## THE TASK
Filter the records below down to lines containing "level".

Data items
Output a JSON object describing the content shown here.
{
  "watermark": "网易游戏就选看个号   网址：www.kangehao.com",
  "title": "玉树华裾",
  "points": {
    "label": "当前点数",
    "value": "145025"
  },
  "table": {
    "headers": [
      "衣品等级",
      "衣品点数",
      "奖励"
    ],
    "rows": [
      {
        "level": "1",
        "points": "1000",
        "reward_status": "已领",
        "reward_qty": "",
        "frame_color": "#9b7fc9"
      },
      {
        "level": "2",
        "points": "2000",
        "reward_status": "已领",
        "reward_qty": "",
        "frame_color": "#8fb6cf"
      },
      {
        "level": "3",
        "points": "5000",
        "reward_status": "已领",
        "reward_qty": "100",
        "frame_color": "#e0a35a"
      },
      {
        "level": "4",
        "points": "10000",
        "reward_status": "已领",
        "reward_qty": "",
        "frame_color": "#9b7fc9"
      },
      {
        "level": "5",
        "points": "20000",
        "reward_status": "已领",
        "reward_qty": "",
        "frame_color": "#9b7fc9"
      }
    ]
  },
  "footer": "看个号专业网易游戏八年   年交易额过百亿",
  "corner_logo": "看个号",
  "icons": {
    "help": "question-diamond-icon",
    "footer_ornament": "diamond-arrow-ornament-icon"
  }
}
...
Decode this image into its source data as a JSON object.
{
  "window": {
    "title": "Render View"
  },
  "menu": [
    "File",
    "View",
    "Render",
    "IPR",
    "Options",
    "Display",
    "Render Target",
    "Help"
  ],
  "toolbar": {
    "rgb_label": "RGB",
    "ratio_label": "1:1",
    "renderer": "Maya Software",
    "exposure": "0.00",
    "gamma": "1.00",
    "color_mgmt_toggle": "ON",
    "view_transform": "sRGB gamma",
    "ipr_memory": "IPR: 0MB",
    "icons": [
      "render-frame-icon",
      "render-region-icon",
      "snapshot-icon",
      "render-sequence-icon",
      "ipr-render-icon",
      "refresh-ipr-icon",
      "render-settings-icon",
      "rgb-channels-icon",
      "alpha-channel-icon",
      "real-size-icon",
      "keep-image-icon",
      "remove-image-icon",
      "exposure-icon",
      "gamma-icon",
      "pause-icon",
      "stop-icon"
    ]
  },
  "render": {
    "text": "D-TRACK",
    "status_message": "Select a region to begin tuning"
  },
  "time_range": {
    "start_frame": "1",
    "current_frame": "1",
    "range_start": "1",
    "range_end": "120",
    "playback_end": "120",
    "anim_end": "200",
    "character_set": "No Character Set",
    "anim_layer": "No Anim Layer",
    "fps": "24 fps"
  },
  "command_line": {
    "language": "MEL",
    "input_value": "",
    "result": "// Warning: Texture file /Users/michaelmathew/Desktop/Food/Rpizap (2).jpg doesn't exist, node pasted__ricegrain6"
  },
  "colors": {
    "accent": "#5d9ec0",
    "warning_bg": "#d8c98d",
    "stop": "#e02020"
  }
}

## YOUR RESPONSE
        "level": "1",
        "level": "2",
        "level": "3",
        "level": "4",
        "level": "5",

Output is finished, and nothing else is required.